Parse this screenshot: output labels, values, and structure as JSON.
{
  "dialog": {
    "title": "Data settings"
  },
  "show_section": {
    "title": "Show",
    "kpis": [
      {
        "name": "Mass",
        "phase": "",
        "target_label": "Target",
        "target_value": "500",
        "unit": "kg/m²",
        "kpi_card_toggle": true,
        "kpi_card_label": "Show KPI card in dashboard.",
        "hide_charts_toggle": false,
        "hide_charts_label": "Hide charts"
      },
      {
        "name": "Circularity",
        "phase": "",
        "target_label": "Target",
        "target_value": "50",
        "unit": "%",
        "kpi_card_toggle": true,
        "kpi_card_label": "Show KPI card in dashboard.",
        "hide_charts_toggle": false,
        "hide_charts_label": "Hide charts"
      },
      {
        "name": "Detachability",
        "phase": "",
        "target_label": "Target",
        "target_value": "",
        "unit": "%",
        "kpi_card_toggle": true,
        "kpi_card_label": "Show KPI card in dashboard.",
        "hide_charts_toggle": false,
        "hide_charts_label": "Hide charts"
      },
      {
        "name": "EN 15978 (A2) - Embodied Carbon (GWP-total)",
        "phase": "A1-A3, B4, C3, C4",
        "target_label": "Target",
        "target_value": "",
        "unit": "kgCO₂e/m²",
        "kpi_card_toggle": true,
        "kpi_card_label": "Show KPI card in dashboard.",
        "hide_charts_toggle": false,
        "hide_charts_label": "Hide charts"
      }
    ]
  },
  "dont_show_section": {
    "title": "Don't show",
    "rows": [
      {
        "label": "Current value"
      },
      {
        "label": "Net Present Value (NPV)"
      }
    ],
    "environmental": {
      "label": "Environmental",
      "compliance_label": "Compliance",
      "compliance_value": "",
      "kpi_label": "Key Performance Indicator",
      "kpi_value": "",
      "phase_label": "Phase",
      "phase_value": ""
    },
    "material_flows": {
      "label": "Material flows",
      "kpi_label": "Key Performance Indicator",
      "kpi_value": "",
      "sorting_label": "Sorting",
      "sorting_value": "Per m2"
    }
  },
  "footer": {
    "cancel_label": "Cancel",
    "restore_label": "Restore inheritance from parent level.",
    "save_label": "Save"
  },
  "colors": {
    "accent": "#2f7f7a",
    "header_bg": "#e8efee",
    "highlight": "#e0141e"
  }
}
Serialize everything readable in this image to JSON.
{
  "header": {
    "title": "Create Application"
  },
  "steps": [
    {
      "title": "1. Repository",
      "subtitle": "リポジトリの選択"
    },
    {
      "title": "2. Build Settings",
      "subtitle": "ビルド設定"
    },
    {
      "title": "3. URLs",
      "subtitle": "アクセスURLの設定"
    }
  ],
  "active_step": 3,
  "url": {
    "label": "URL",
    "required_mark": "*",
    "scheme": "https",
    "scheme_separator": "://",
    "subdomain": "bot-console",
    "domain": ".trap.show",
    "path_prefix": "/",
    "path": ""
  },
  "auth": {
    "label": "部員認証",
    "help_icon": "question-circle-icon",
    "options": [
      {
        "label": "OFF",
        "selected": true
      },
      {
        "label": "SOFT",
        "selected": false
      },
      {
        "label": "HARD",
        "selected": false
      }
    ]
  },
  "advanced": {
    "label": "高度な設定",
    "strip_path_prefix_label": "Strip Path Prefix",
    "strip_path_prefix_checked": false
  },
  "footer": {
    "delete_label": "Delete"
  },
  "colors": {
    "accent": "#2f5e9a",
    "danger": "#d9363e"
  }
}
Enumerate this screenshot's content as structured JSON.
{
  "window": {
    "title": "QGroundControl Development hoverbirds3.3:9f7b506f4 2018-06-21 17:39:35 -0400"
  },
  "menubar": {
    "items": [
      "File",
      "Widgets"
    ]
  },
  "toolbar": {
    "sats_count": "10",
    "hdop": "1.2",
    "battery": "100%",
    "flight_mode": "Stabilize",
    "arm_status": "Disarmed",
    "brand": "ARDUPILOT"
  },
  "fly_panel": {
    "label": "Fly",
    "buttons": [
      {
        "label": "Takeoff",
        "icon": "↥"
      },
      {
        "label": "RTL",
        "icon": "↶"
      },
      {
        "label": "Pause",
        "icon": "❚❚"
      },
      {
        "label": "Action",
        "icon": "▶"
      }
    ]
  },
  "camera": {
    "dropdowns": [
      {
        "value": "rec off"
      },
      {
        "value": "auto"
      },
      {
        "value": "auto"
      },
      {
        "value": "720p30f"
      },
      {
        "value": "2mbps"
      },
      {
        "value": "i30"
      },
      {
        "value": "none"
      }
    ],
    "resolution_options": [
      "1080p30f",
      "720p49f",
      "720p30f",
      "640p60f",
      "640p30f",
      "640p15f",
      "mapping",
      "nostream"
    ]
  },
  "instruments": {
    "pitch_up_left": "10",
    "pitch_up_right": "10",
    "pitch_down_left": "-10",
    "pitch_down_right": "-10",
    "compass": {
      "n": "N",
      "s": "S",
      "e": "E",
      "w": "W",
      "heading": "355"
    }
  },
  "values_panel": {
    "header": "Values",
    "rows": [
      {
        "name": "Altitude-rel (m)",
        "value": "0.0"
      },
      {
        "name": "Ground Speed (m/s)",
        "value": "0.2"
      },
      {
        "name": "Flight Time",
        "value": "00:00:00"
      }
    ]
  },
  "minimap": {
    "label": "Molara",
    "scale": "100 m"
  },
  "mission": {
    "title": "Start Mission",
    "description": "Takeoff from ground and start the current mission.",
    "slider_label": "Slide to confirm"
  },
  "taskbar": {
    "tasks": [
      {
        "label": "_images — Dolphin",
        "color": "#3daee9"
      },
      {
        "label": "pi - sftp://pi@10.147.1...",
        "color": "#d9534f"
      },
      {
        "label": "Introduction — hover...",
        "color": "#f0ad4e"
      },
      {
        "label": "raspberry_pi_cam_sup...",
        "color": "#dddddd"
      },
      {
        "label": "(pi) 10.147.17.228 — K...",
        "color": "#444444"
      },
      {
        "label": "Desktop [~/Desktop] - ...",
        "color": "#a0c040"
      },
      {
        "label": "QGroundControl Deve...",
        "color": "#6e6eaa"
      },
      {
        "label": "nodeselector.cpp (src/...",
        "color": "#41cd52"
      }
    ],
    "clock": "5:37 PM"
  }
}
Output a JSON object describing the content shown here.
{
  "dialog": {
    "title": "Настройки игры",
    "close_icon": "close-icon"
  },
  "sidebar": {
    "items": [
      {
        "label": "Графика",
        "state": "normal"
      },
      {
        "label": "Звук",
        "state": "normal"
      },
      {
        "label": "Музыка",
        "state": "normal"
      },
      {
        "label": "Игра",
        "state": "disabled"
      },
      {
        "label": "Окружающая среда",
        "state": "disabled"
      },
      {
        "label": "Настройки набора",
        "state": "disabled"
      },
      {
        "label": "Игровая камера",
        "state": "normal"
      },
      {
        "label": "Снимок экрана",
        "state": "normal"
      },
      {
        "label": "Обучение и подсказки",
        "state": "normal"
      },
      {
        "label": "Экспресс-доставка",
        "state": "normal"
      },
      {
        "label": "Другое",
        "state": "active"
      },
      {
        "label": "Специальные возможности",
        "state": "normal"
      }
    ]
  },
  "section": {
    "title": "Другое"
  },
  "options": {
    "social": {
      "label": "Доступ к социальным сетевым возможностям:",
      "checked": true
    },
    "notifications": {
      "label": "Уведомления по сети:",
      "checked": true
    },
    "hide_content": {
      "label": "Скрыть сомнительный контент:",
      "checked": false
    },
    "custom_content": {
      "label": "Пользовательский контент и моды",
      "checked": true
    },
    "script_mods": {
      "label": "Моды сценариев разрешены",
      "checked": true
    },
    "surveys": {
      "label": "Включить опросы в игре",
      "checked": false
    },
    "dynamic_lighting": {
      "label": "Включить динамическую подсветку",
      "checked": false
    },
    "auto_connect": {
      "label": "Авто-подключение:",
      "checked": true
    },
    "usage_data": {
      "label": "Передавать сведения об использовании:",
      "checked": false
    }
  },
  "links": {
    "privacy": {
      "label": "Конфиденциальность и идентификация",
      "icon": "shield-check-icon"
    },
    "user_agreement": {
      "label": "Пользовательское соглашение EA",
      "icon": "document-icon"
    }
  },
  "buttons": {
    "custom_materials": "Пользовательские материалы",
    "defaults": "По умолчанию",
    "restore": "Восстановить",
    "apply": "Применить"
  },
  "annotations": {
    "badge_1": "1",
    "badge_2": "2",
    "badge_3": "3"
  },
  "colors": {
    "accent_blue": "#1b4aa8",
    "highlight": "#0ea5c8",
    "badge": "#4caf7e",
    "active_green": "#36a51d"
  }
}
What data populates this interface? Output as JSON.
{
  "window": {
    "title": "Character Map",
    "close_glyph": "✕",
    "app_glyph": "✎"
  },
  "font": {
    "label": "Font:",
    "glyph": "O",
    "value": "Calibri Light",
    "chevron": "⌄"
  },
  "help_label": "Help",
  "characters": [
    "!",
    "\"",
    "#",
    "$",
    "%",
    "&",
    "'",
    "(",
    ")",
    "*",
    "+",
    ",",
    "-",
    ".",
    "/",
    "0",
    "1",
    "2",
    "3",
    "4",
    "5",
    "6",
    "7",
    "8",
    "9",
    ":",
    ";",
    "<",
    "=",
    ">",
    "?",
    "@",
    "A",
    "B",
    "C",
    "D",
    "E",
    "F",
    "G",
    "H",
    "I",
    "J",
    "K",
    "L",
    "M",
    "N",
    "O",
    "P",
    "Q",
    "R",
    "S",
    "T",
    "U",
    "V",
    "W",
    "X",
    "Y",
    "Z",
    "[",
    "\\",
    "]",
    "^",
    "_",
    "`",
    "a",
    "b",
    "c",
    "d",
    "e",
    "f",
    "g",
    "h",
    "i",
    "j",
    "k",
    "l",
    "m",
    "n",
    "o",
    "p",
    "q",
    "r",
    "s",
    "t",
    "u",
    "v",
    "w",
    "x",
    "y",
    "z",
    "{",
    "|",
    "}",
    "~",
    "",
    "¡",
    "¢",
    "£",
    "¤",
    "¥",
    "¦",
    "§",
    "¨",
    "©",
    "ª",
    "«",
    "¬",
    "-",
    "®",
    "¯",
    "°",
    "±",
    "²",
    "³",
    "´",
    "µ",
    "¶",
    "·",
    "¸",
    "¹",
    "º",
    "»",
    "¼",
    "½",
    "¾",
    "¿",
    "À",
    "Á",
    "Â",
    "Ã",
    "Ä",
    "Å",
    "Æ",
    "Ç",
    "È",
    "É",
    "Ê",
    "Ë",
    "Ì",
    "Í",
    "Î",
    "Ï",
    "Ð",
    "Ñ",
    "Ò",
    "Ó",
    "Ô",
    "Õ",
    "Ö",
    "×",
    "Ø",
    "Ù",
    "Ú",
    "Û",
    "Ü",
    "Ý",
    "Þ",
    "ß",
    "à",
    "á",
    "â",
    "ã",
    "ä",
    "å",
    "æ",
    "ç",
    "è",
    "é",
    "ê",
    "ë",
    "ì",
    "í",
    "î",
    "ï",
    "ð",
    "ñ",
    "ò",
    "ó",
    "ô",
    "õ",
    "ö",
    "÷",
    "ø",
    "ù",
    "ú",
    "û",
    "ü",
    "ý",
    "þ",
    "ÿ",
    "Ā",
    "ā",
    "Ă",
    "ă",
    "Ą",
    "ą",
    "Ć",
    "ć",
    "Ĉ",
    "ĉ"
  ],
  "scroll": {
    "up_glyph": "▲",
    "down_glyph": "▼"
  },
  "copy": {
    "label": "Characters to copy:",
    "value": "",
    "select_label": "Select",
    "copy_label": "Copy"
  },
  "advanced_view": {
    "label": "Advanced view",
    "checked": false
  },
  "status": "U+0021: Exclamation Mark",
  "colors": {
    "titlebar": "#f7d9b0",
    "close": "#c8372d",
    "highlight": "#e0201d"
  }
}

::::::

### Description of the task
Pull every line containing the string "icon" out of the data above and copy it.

### Answer to the problem
    "help_icon": "question-circle-icon",
        "icon": "↥"
        "icon": "↶"
        "icon": "❚❚"
        "icon": "▶"
    "close_icon": "close-icon"
      "icon": "shield-check-icon"
      "icon": "document-icon"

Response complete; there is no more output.